The Legality of Online Gambling

Online Gambling

Online gambling is the act of placing bets or playing games of chance for money online. These can be casino games, such as poker, or sports betting. Mobile gaming is the same thing, but it involves using a mobile device. In the United States, the majority of online gambling takes place through virtual poker or casinos. Some countries restrict online gambling, but it is legal in Canada, the European Union, and the Caribbean.

The Internet Gambling Prohibition Act was introduced in the US Senate in 1999. This bill would have prohibited the use of the Internet to conduct gambling activities for Americans, including the facilitation of wagering on the outcome of a sporting event. However, the bill never reached the floor. Instead, Senators Jon Kyl and Bob Goodlatte proposed separate bills that would have restricted online gambling activity to only state lotteries.

In the late 1990s, a number of sites for gambling were launched. One of them was the Liechtenstein International Lottery, which began allowing the general public to place bets on the outcome of the game. But the site was soon shut down because of a lawsuit by the United States government. Another site, Seals with Clubs, was one of the first sites in the US to offer illegal gambling. A court found the owner of the site guilty of operating an illegal internet poker site. He was fined $25,000 and was given two years probation.

Other states have imposed their own laws that prohibit gambling by people under 18 or the illegal possession of gambling devices. Many states have also expressed concerns about the possibility that the Internet could facilitate the transfer of gambling illegally into their jurisdictions. It is estimated that at least ten percent of adults in the United States bet on casino games at least once a week.

The United States Department of Justice recently announced that the Wire Act, which has been used to prosecute gambling crimes, will apply to all forms of Internet gambling. Although this move has been criticized, it does appear to have a legal basis.

There are a number of questions concerning the constitutionality of the Commerce Clause, which gives the federal government authority to regulate interstate commerce. Some have pointed to the First Amendment, which guarantees free speech, but there have been few successes so far. Also, the fact that financial transactions in the United States are involved may make the argument for due process more difficult.

Since 2007, several similar bills have been introduced in the House.
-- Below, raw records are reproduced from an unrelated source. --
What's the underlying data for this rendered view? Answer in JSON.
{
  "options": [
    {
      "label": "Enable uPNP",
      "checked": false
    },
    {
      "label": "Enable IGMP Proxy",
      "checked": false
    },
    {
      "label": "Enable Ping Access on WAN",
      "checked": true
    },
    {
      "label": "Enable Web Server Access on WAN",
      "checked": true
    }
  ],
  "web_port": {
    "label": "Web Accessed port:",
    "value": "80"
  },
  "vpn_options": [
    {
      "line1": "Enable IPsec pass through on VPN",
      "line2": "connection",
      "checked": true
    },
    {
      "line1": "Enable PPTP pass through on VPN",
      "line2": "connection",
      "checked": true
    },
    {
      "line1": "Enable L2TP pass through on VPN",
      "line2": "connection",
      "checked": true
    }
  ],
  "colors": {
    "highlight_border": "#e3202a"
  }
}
HR 2046, the Internet Gambling Regulation, Consumer Protection, and Enforcement Act, would establish a new licensing process for Internet gambling facilities, and require the director of the Financial Crimes Enforcement Network to approve the licenses. While the bill has not yet been acted upon, it is expected that the UIGEA will be modified in the near future.

In addition to federal law, some states have begun to legalize or regulate online gambling. For instance, the State of California recently passed a law that permits licensed poker players to bet in Nevada.